Furthermore, pipeline frameworks are often synonymous with CI/CD pipelines, standing for Continuous Integration/Continuous Deployment. These specialized pipelines are integral to automating successive stages of software delivery, including but not limited to code compilation, testing, packaging, and deployment. By doing so, they ensure a consistent, efficient, and error-minimized flow throughout the software development lifecycle.

Detection as Code with BAS

Validating security rules can be a bit tricky because it's hard to find real-world examples, automating threat simulations in a safe environment is challenging, and integrating everything into existing pipelines takes up a lot of time.

However, there's a solution to these problems – using a Breach and Attack Simulation Tool. As shown in the top diagram, Breach and attack simulation can be used in the Simulate Attacks step to Automate. Picus Security Control Validation (SCV) is one such tool that makes it easier to include simulation in your Detection as Code pipeline. This means you integrate the simulation tool into your existing infrastructure, automate the simulation process, and use the results to improve your detection capabilities. When you're checking the results, Detection Analytics come in handy, helping you validate Detection Content with real-world examples. With only Picus SCV, you can automate attacks and check whether the attack is blocked or not, but checking your content is a custom automation process you need to delve into. The below diagram shows the general flow when using only Picus SCV.

Still, as shown on the upper diagram, the Run Detections step needs to be developed manually and checked regularly. But when you bring in Picus Detection Analytics into this picture, real magic happens. You can automate a big part of the validation process with minimal or no coding. Detection Analytics doesn't just look at your threat-related logs; it also checks if your in-house detection content is ready to alert. In this workflow, you only need to keep track of your repository, as the DA takes care of testing your environment against real-life threats. It even gives you insights into professional analyses of potential attacks and detection contents that can catch them.

Picus's detection content development process also adopts a Detection as Code paradigm to thoroughly analyze and provide the best possible detection contents for its users. Taking it a step further, Picus doesn't just evaluate threats against its own detection contents but also utilizes global detection contents for automatic analysis and suggestions. This ensures the best possible detection content for every action in the Picus Threat Library.

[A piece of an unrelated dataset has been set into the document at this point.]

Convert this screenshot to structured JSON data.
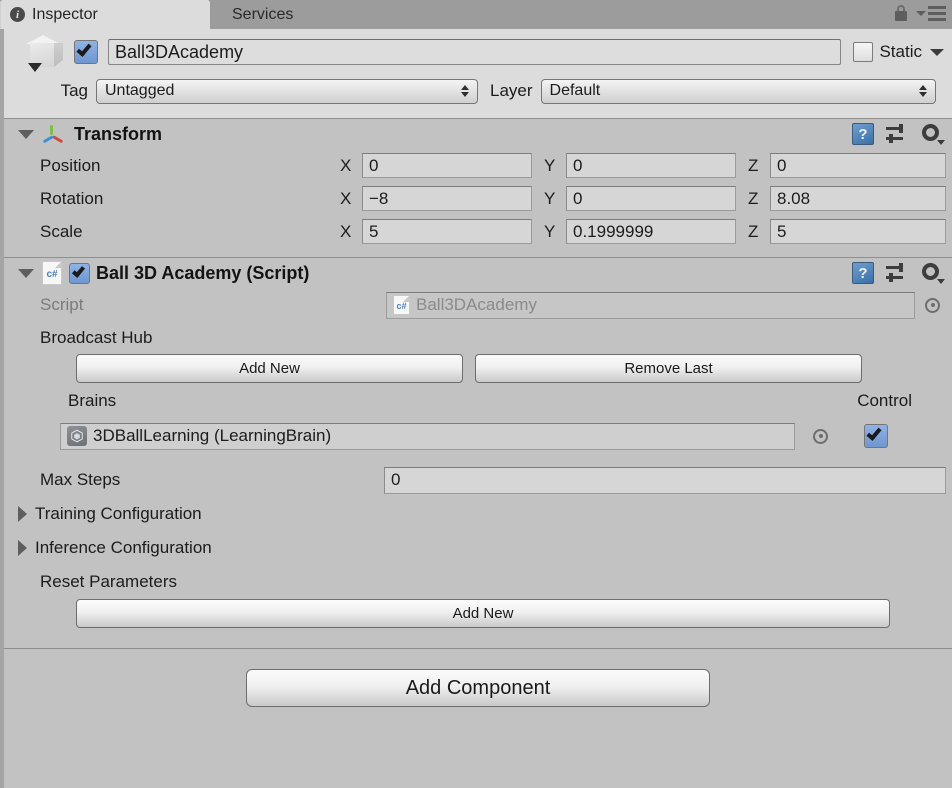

In conclusion, Detection as Code stands at the forefront of modern cybersecurity, reshaping the way organizations approach security measures. By transforming security controls into code-based solutions, Detection as Code seamlessly integrates into the software development life cycle, embodying the principles of DevSecOps.

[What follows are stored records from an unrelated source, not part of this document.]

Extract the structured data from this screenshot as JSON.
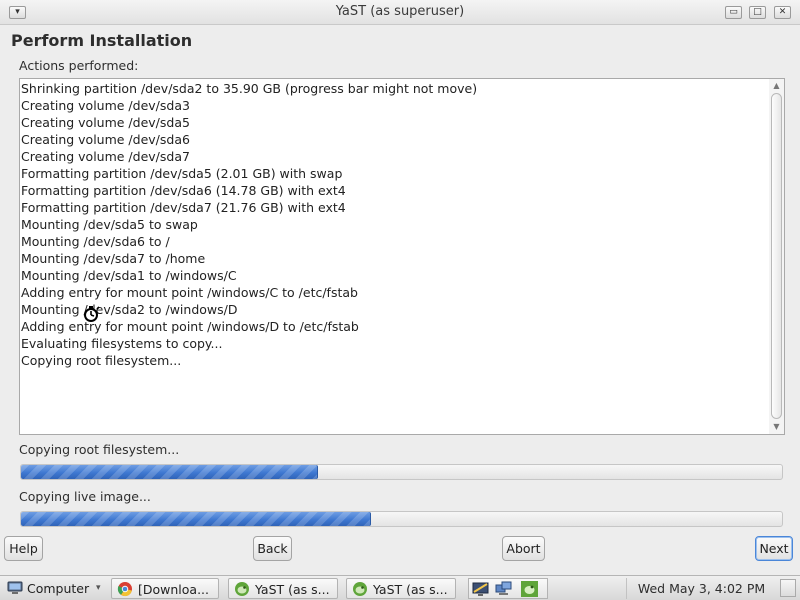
{
  "window": {
    "title": "YaST (as superuser)",
    "menu_glyph": "▾",
    "minimize_glyph": "▭",
    "maximize_glyph": "□",
    "close_glyph": "✕"
  },
  "page": {
    "heading": "Perform Installation",
    "actions_label": "Actions performed:"
  },
  "log": [
    "Shrinking partition /dev/sda2 to 35.90 GB (progress bar might not move)",
    "Creating volume /dev/sda3",
    "Creating volume /dev/sda5",
    "Creating volume /dev/sda6",
    "Creating volume /dev/sda7",
    "Formatting partition /dev/sda5 (2.01 GB) with swap",
    "Formatting partition /dev/sda6 (14.78 GB) with ext4",
    "Formatting partition /dev/sda7 (21.76 GB) with ext4",
    "Mounting /dev/sda5 to swap",
    "Mounting /dev/sda6 to /",
    "Mounting /dev/sda7 to /home",
    "Mounting /dev/sda1 to /windows/C",
    "Adding entry for mount point /windows/C to /etc/fstab",
    "Mounting /dev/sda2 to /windows/D",
    "Adding entry for mount point /windows/D to /etc/fstab",
    "Evaluating filesystems to copy...",
    "Copying root filesystem..."
  ],
  "progress": [
    {
      "label": "Copying root filesystem...",
      "fraction": 0.39
    },
    {
      "label": "Copying live image...",
      "fraction": 0.46
    }
  ],
  "buttons": {
    "help": "Help",
    "back": "Back",
    "abort": "Abort",
    "next": "Next"
  },
  "taskbar": {
    "start_label": "Computer",
    "tasks": [
      "[Downloa...",
      "YaST (as s...",
      "YaST (as s..."
    ],
    "clock": "Wed May  3,  4:02 PM"
  },
  "colors": {
    "progress_fill": "#3f78d1",
    "focus_border": "#4a86d8"
  }
}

Picus Security Control Validation (SCV) emerges as a valuable tool in the Detection as Code pipeline, enabling the safe and automated simulation of threat scenarios. The integration of Detection Analytics takes this paradigm to new heights by automating a significant portion of the validation process with no or minimal coding. Detection Analytics not only assesses threat-related logs but also evaluates the readiness of in-house detection content to alert against real-world threats.

Picus Blue Team goes beyond by adopting a Detection as Code paradigm in its detection content development process. This involves deep dive analysis and leveraging global detection contents and its own contents for automatic analysis and suggestions. Picus's commitment to continuous evaluation ensures users can trust the detection contents they integrate into their products.

In essence, Detection as Code, coupled with innovative tools and frameworks, exemplifies a proactive and automated approach to cybersecurity. Picus's commitment to this paradigm shows its dedication to providing robust and effective solutions for enhancing cybersecurity infrastructures. As the threat landscape evolves, Detection as Code will become not just a paradigm but a necessity for organizations striving to stay ahead and updated in the ever-changing world of cybersecurity.